-- WHAT IS BEING ASKED --
Using the listing below, give the number of lines where "process" appears, and nothing else.

MATERIAL FOR THIS TASK: Begin

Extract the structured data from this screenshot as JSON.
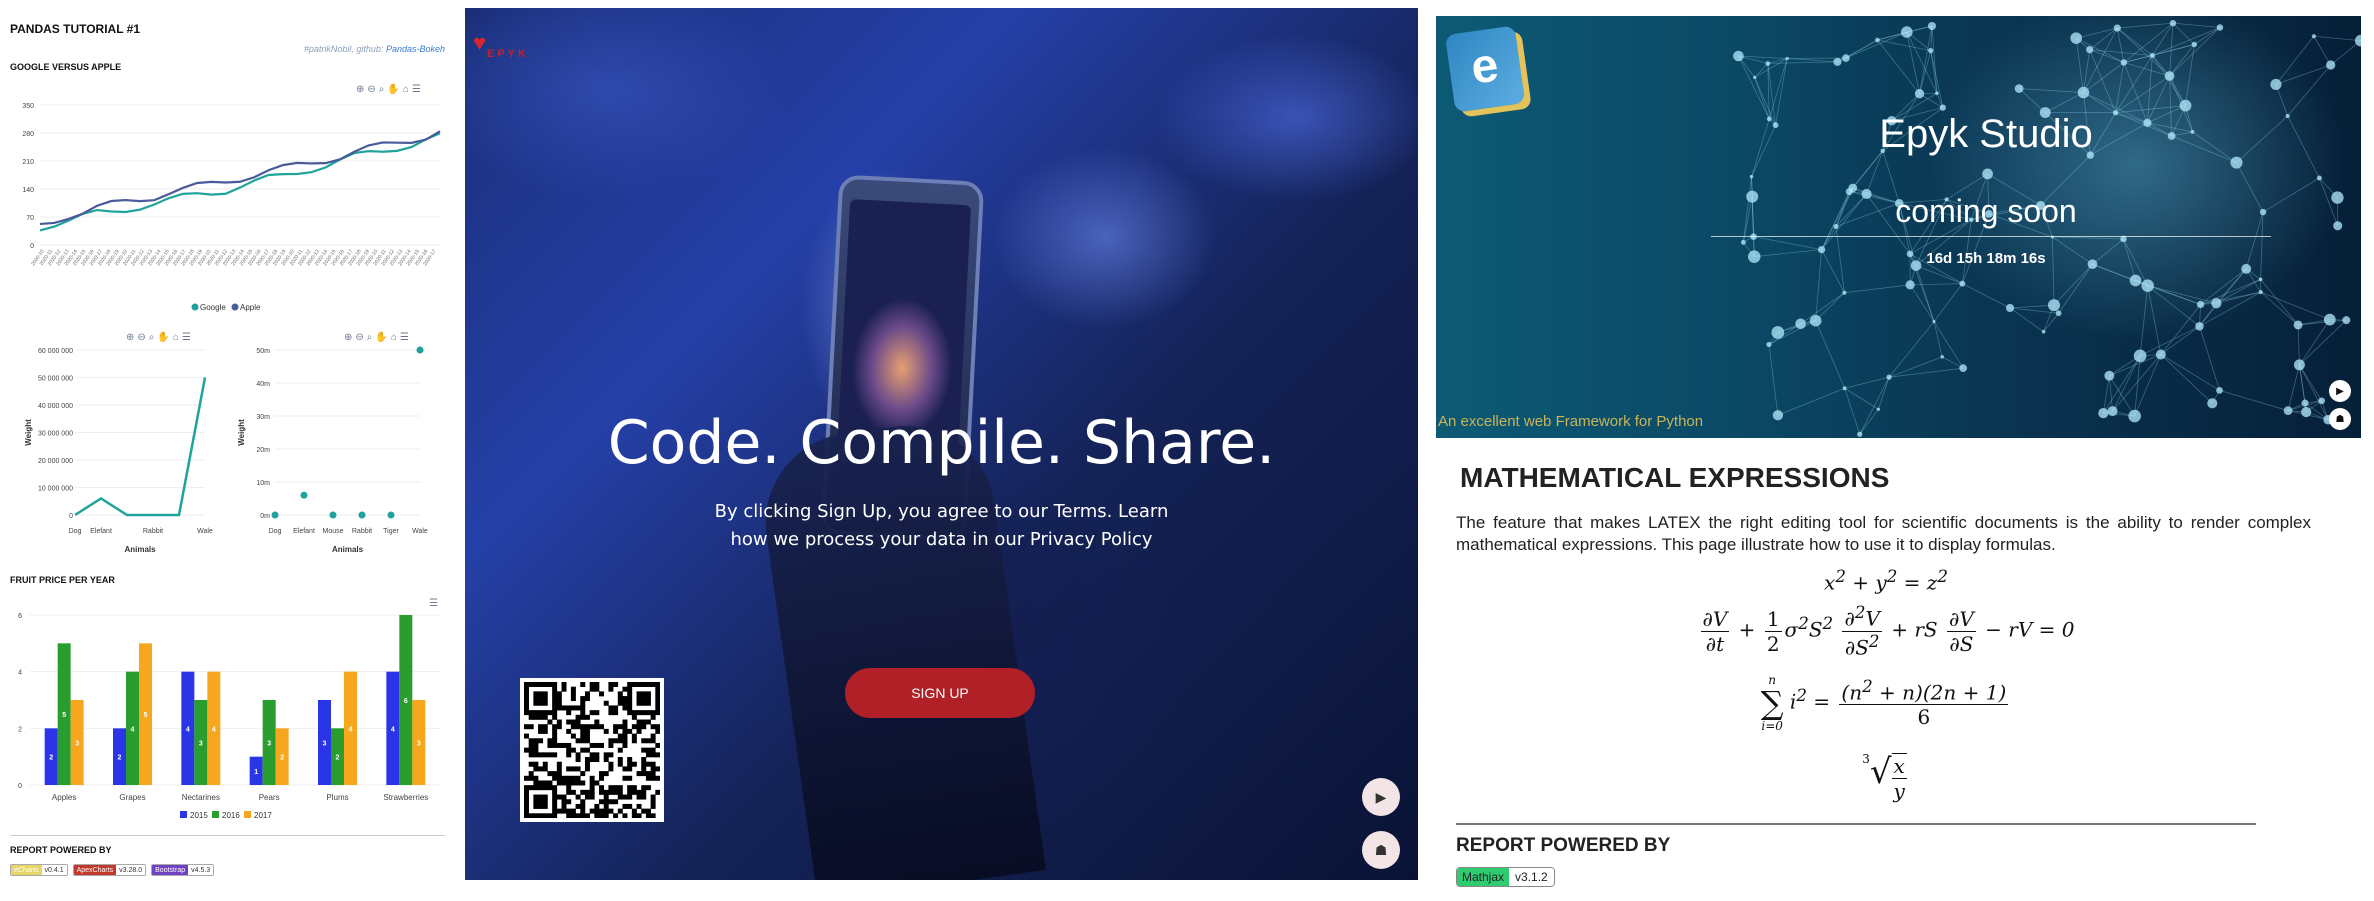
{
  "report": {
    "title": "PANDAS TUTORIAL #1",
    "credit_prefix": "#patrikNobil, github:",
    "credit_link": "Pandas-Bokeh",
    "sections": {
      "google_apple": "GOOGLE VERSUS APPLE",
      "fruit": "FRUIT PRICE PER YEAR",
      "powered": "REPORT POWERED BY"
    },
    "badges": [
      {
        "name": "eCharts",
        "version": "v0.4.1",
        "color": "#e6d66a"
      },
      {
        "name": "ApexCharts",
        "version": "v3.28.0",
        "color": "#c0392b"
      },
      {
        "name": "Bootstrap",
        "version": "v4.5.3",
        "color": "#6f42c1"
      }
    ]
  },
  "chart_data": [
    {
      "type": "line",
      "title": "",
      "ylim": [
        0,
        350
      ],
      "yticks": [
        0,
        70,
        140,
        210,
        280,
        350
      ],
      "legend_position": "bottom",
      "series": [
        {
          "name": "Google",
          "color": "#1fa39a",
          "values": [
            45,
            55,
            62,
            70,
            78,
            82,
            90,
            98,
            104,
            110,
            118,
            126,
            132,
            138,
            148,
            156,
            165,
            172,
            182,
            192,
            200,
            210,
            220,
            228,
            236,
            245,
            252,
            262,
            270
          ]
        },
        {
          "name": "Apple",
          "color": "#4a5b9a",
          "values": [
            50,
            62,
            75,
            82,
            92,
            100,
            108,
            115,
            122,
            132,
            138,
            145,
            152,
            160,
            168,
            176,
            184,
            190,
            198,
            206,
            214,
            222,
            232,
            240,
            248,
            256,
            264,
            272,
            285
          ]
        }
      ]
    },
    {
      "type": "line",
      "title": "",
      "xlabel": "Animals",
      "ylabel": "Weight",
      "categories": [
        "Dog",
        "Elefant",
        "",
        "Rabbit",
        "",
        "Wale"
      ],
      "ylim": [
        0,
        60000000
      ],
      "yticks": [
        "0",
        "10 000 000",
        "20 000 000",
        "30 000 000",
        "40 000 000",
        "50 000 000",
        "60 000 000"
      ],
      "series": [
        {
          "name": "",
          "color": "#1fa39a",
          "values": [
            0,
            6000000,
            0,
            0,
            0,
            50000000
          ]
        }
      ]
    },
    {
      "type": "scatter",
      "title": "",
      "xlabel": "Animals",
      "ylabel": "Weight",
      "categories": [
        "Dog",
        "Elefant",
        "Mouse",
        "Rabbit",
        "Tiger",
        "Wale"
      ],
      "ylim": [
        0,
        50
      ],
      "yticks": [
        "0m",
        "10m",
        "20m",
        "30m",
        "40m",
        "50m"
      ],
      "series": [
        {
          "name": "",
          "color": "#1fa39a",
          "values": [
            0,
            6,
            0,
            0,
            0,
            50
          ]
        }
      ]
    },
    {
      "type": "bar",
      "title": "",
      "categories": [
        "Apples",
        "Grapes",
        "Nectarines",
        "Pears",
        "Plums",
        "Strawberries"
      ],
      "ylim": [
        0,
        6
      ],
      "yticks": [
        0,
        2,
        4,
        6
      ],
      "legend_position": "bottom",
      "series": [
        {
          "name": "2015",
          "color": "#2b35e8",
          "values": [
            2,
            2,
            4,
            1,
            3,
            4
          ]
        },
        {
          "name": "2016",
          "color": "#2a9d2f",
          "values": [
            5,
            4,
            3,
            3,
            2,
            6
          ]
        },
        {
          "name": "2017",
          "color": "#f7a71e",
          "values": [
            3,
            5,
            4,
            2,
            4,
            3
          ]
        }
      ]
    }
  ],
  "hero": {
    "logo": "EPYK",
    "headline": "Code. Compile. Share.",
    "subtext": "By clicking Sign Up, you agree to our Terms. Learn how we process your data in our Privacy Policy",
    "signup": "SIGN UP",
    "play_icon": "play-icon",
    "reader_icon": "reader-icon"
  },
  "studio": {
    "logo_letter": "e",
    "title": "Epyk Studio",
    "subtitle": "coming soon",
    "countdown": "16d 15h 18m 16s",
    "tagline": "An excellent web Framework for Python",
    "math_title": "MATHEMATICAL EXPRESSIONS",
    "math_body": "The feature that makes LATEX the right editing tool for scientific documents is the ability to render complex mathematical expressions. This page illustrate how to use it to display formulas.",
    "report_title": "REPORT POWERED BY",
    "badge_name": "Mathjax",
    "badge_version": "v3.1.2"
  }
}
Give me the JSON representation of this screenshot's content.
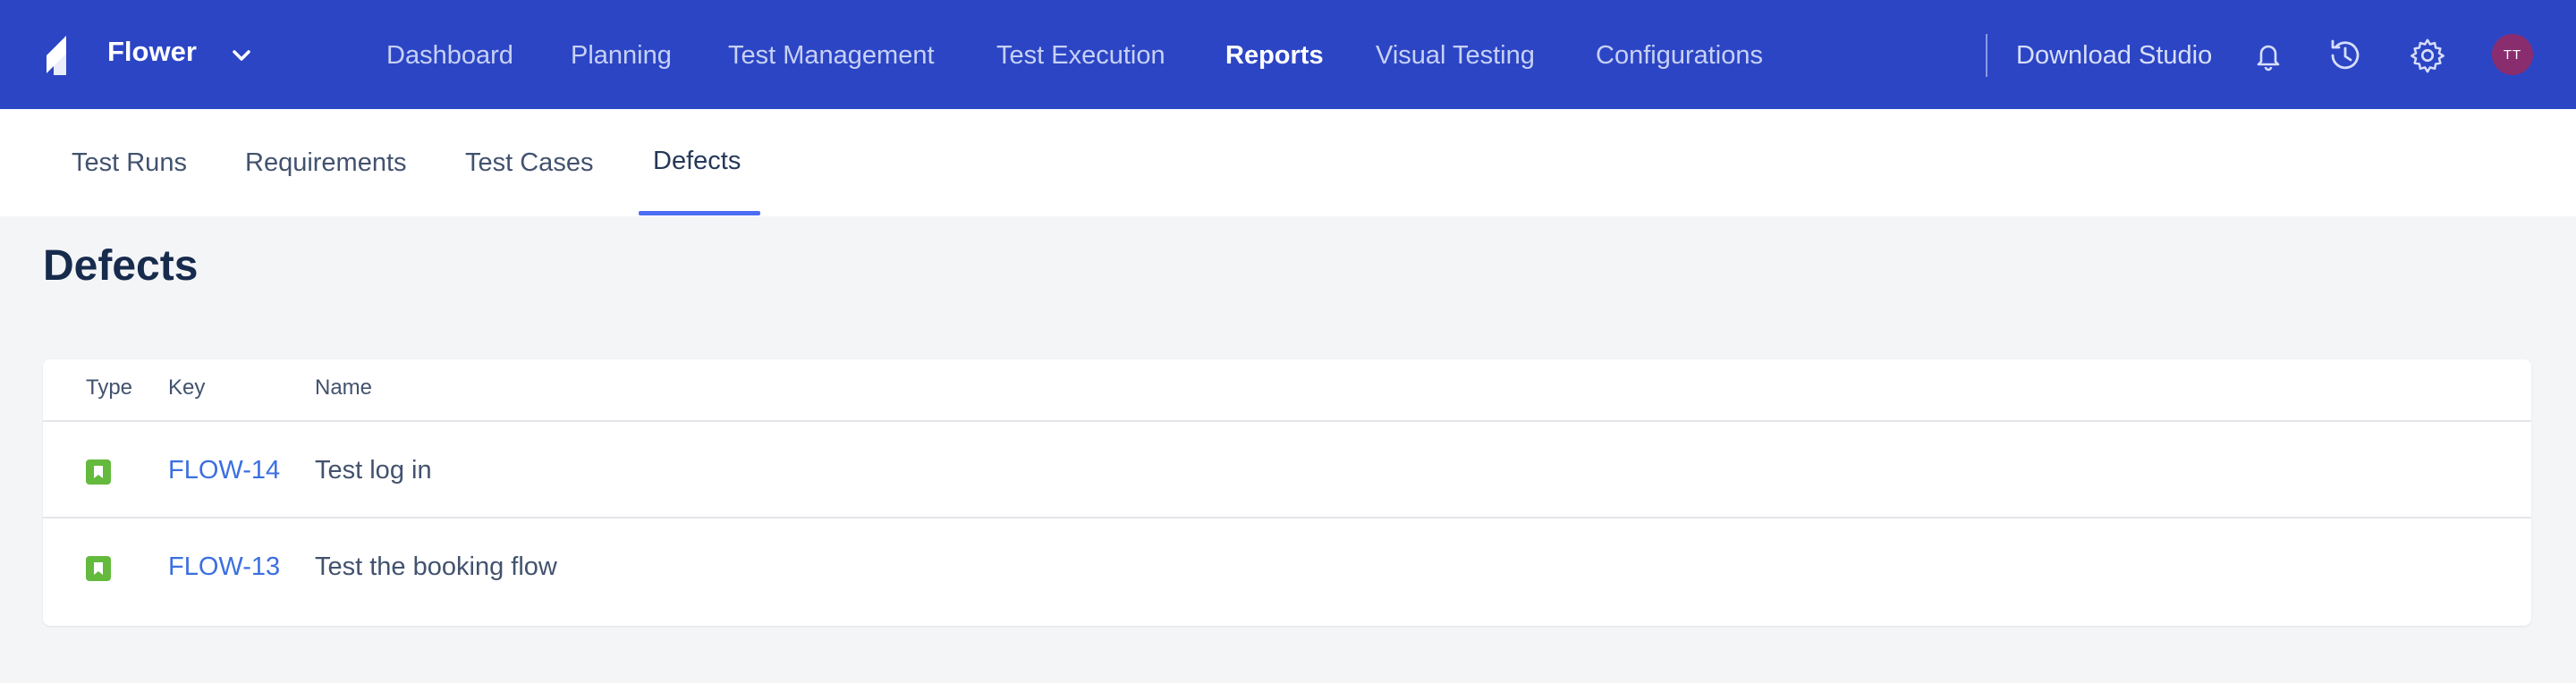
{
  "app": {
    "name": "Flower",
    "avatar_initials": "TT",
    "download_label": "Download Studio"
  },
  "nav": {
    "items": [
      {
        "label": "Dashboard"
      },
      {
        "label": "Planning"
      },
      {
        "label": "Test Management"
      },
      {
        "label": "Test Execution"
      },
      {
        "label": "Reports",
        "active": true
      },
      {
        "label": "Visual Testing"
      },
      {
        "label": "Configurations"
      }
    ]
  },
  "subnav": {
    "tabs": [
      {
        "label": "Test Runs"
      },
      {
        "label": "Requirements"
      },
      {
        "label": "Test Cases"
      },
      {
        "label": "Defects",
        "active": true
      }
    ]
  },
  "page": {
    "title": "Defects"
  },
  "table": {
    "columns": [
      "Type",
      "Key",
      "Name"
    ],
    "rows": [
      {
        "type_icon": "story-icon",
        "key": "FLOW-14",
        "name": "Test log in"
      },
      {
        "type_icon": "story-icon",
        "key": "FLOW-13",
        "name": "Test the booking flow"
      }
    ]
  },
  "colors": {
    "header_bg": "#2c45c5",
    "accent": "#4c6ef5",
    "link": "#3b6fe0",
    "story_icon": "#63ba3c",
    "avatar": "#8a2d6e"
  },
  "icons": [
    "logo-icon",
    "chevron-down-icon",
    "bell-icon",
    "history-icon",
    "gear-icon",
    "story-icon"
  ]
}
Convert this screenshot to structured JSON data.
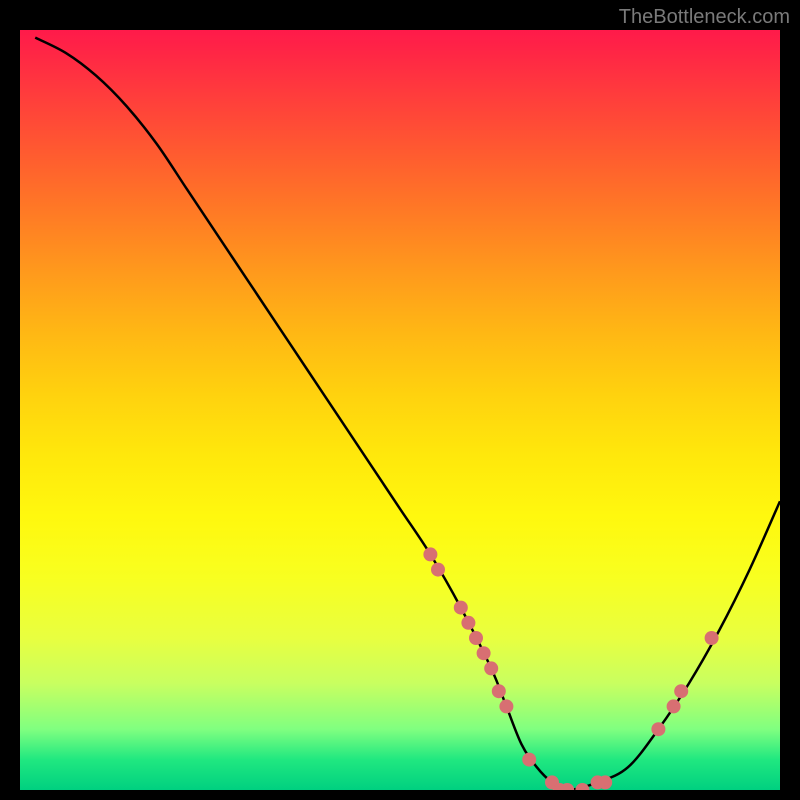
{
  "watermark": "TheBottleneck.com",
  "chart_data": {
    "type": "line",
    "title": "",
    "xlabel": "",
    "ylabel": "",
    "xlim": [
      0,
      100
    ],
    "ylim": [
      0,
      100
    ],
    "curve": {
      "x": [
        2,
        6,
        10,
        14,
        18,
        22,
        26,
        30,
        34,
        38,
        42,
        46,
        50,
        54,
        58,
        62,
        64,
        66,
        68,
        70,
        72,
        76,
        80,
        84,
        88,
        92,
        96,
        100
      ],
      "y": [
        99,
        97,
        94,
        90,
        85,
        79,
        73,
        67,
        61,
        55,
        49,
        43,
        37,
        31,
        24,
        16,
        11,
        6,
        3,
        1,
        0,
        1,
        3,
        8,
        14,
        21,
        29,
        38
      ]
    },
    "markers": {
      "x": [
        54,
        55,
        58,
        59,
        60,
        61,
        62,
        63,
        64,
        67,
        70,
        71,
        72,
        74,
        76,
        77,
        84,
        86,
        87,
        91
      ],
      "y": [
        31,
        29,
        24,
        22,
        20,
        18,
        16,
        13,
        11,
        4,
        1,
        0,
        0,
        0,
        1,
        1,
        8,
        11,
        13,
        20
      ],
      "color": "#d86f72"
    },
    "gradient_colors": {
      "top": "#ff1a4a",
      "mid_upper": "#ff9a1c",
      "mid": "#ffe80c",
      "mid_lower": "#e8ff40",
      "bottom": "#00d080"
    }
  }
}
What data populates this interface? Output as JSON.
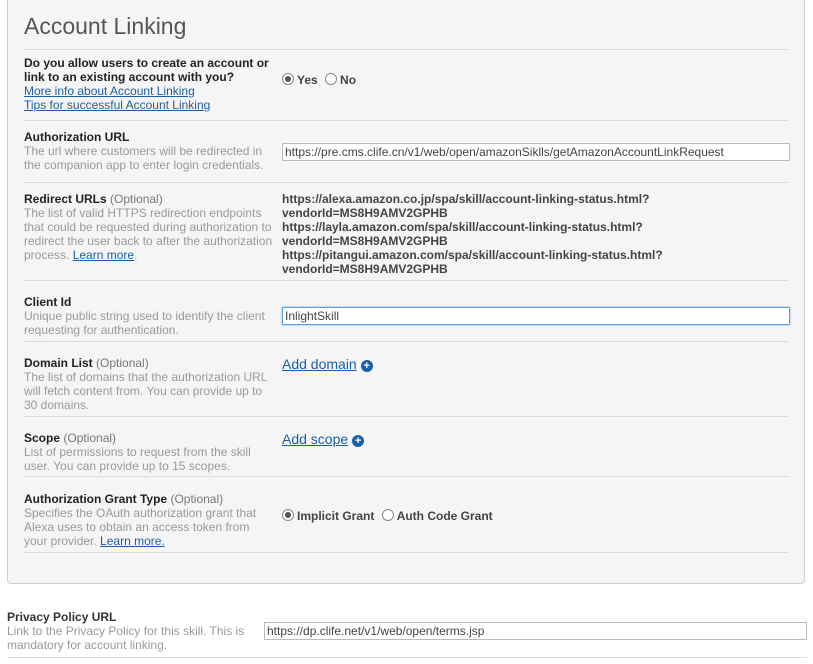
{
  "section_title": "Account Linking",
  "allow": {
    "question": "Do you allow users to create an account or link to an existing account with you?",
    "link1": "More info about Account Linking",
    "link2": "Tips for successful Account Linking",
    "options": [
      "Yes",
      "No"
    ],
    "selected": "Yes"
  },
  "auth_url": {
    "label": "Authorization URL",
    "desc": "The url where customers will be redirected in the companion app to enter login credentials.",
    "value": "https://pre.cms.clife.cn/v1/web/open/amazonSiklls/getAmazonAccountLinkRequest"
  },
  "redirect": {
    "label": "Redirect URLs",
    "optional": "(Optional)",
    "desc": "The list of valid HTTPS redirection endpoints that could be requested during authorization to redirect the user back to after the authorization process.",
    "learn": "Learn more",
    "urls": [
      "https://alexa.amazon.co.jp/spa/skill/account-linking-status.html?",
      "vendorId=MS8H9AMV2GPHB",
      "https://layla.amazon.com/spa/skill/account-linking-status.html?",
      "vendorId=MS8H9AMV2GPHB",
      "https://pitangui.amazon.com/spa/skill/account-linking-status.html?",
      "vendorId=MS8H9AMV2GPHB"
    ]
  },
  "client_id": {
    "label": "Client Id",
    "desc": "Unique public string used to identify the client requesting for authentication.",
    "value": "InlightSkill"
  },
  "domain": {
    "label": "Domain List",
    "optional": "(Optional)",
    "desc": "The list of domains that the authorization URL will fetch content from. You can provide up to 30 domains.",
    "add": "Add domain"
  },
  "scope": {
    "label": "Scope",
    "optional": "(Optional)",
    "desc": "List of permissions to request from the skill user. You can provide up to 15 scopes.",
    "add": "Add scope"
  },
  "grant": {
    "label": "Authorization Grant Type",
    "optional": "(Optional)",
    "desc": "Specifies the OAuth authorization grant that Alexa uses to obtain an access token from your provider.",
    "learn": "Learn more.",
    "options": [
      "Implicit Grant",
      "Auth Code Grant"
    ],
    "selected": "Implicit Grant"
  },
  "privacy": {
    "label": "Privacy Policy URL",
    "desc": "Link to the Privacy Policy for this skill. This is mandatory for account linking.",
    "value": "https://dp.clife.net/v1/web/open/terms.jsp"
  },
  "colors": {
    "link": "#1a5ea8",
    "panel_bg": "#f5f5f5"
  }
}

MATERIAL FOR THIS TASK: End

-- SOLVED EXERCISE --
2